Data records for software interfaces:
------------------------------

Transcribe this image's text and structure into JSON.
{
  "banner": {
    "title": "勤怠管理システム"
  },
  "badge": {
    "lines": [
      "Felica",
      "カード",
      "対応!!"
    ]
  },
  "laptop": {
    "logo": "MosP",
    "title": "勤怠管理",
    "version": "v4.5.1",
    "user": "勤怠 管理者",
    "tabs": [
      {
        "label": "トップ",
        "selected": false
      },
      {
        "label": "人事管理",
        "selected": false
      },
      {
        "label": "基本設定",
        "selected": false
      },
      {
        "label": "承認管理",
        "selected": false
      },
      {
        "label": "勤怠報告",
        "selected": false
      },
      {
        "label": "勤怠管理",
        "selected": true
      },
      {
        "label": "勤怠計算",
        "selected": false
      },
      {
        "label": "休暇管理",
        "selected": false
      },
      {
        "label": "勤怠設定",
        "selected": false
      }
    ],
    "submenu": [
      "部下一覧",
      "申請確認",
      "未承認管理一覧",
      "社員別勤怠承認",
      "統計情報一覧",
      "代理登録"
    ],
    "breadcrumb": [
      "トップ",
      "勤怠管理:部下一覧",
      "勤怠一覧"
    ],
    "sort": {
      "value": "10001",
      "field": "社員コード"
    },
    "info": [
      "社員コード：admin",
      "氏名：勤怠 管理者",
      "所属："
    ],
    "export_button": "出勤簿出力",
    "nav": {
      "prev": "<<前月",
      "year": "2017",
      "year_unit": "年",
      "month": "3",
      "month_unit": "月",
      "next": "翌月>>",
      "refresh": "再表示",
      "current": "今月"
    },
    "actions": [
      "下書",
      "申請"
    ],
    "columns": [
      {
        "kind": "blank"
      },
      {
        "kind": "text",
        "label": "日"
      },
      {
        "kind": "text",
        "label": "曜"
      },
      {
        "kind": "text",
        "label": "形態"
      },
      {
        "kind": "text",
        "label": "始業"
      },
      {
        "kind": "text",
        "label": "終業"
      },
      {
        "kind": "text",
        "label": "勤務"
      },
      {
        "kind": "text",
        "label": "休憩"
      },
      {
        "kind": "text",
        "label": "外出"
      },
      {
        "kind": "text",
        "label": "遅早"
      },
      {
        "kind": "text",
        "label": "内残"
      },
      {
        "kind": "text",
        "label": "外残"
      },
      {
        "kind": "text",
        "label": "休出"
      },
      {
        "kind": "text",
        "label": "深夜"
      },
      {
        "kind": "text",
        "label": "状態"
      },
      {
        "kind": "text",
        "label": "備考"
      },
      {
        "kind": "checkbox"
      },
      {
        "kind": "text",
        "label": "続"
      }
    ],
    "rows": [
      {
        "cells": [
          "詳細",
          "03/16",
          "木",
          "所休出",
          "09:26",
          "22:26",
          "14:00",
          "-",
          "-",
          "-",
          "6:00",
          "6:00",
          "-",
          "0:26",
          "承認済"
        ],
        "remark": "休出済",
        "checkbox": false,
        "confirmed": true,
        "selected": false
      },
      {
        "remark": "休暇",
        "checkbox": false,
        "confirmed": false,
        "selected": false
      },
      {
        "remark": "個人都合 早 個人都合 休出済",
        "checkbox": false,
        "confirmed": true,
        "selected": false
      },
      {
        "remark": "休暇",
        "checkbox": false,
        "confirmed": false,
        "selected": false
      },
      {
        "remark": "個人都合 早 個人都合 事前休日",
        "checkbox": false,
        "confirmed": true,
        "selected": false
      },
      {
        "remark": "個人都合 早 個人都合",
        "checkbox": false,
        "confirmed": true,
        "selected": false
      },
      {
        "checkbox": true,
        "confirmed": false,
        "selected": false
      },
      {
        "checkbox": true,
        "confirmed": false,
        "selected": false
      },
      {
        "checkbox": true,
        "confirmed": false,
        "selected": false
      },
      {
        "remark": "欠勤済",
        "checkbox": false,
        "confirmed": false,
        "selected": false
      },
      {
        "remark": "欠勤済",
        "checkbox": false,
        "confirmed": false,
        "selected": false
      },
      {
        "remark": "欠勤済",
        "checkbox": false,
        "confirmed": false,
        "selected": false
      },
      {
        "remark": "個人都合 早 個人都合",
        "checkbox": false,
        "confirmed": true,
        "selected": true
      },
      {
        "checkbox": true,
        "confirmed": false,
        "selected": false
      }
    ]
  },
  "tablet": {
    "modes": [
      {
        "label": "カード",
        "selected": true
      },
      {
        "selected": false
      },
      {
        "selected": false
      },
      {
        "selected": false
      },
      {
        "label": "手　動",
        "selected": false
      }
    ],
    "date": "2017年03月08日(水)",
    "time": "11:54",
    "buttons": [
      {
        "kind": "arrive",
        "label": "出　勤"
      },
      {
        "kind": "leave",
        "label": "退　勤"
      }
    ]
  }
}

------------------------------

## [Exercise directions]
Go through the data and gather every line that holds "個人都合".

## [Expected output]
        "remark": "個人都合 早 個人都合 休出済",
        "remark": "個人都合 早 個人都合 事前休日",
        "remark": "個人都合 早 個人都合",
        "remark": "個人都合 早 個人都合",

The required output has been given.